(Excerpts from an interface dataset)
★ ★ ★ ★ ★
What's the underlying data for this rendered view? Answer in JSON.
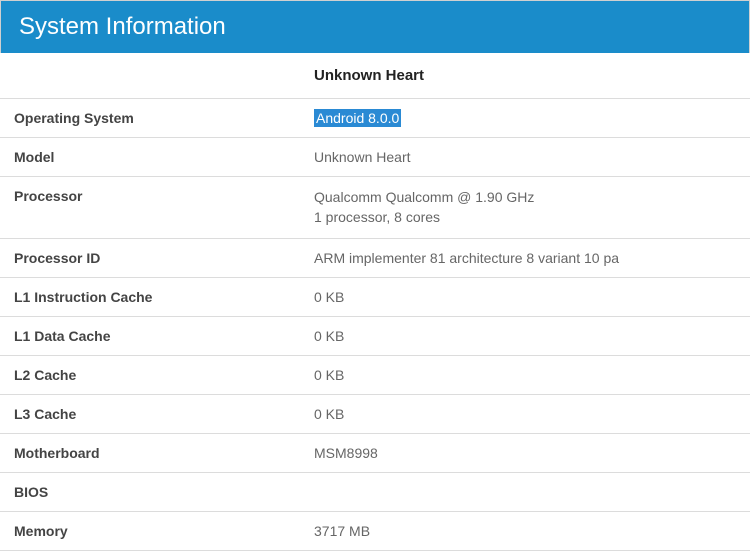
{
  "header": {
    "title": "System Information"
  },
  "table": {
    "device_name": "Unknown Heart",
    "rows": [
      {
        "label": "Operating System",
        "value": "Android 8.0.0",
        "highlighted": true
      },
      {
        "label": "Model",
        "value": "Unknown Heart"
      },
      {
        "label": "Processor",
        "value": "Qualcomm Qualcomm @ 1.90 GHz\n1 processor, 8 cores"
      },
      {
        "label": "Processor ID",
        "value": "ARM implementer 81 architecture 8 variant 10 pa"
      },
      {
        "label": "L1 Instruction Cache",
        "value": "0 KB"
      },
      {
        "label": "L1 Data Cache",
        "value": "0 KB"
      },
      {
        "label": "L2 Cache",
        "value": "0 KB"
      },
      {
        "label": "L3 Cache",
        "value": "0 KB"
      },
      {
        "label": "Motherboard",
        "value": "MSM8998"
      },
      {
        "label": "BIOS",
        "value": ""
      },
      {
        "label": "Memory",
        "value": "3717 MB"
      }
    ]
  }
}
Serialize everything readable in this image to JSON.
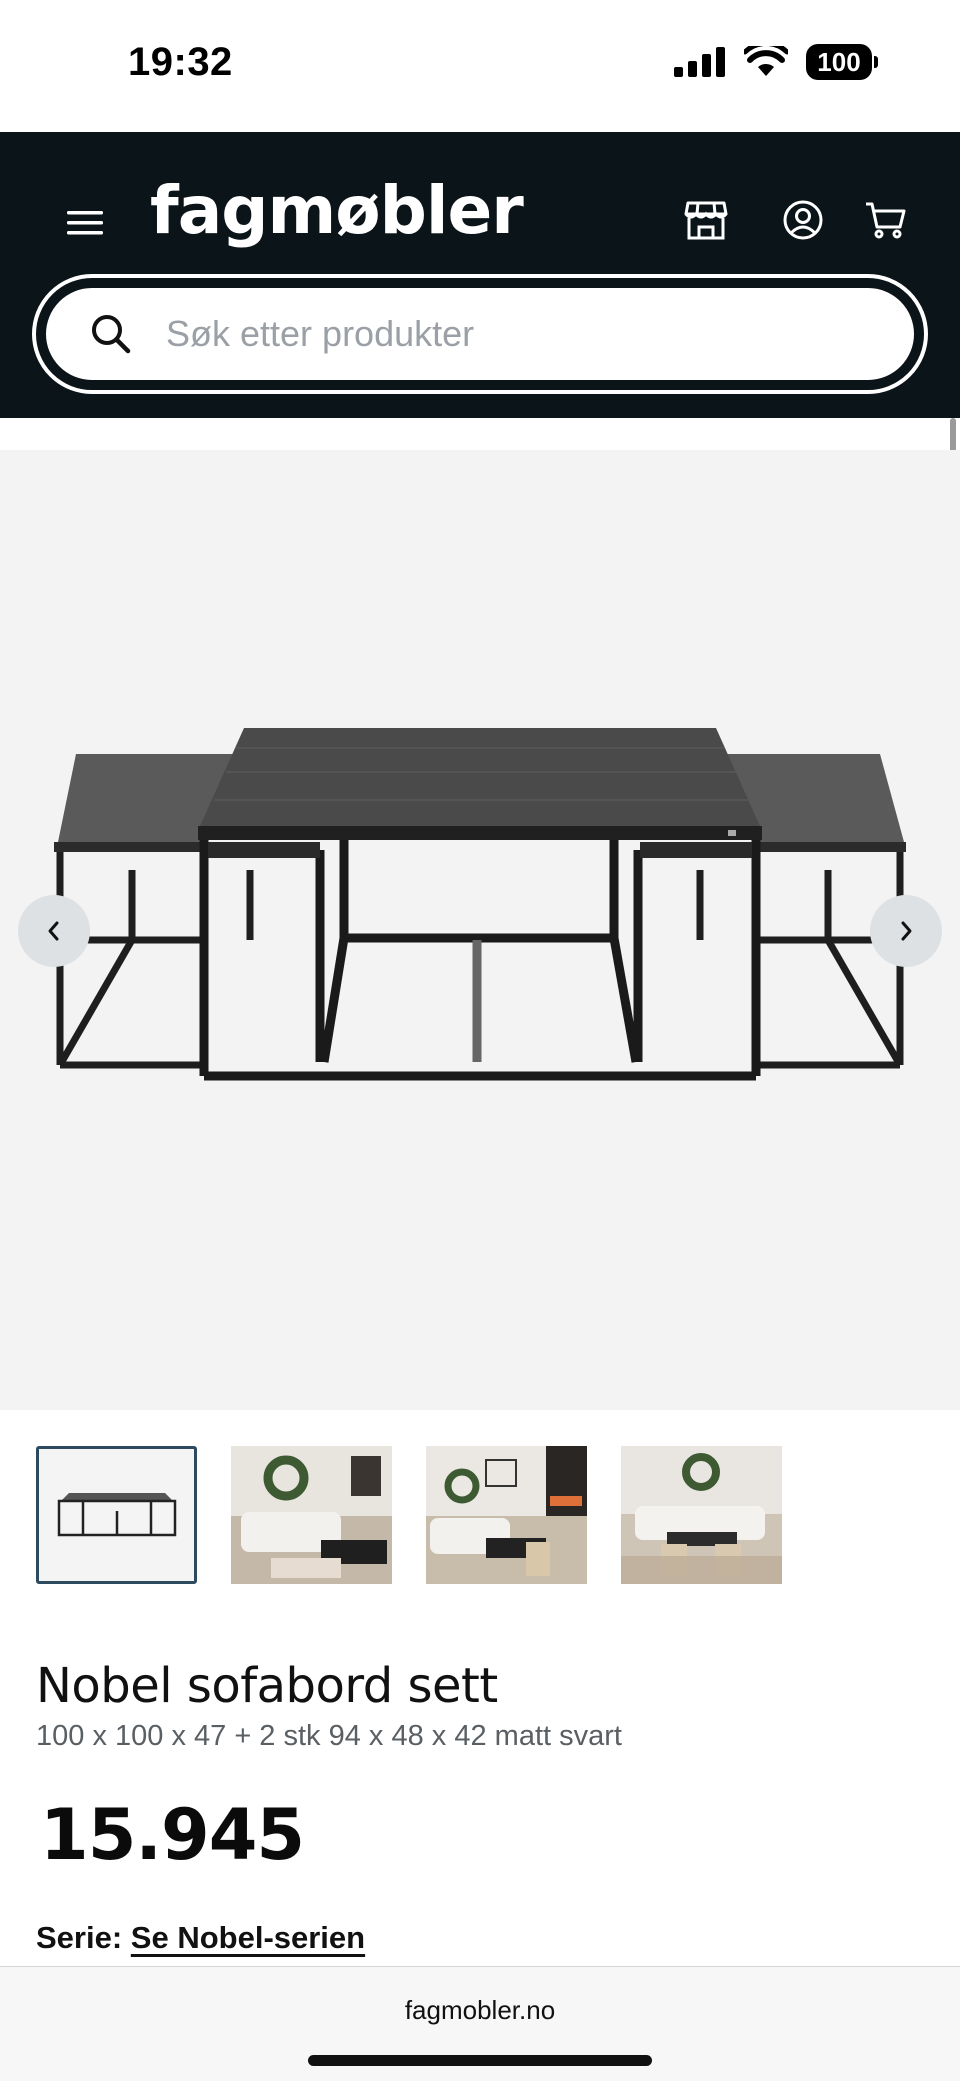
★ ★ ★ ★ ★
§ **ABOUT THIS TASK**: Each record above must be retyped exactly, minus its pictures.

§ **OUTPUT**:
What's the underlying data for this rendered view? Answer in JSON.
{
  "header": {
    "title": "System Information"
  },
  "table": {
    "device_name": "Unknown Heart",
    "rows": [
      {
        "label": "Operating System",
        "value": "Android 8.0.0",
        "highlighted": true
      },
      {
        "label": "Model",
        "value": "Unknown Heart"
      },
      {
        "label": "Processor",
        "value": "Qualcomm Qualcomm @ 1.90 GHz\n1 processor, 8 cores"
      },
      {
        "label": "Processor ID",
        "value": "ARM implementer 81 architecture 8 variant 10 pa"
      },
      {
        "label": "L1 Instruction Cache",
        "value": "0 KB"
      },
      {
        "label": "L1 Data Cache",
        "value": "0 KB"
      },
      {
        "label": "L2 Cache",
        "value": "0 KB"
      },
      {
        "label": "L3 Cache",
        "value": "0 KB"
      },
      {
        "label": "Motherboard",
        "value": "MSM8998"
      },
      {
        "label": "BIOS",
        "value": ""
      },
      {
        "label": "Memory",
        "value": "3717 MB"
      }
    ]
  }
}
Serialize everything readable in this image to JSON.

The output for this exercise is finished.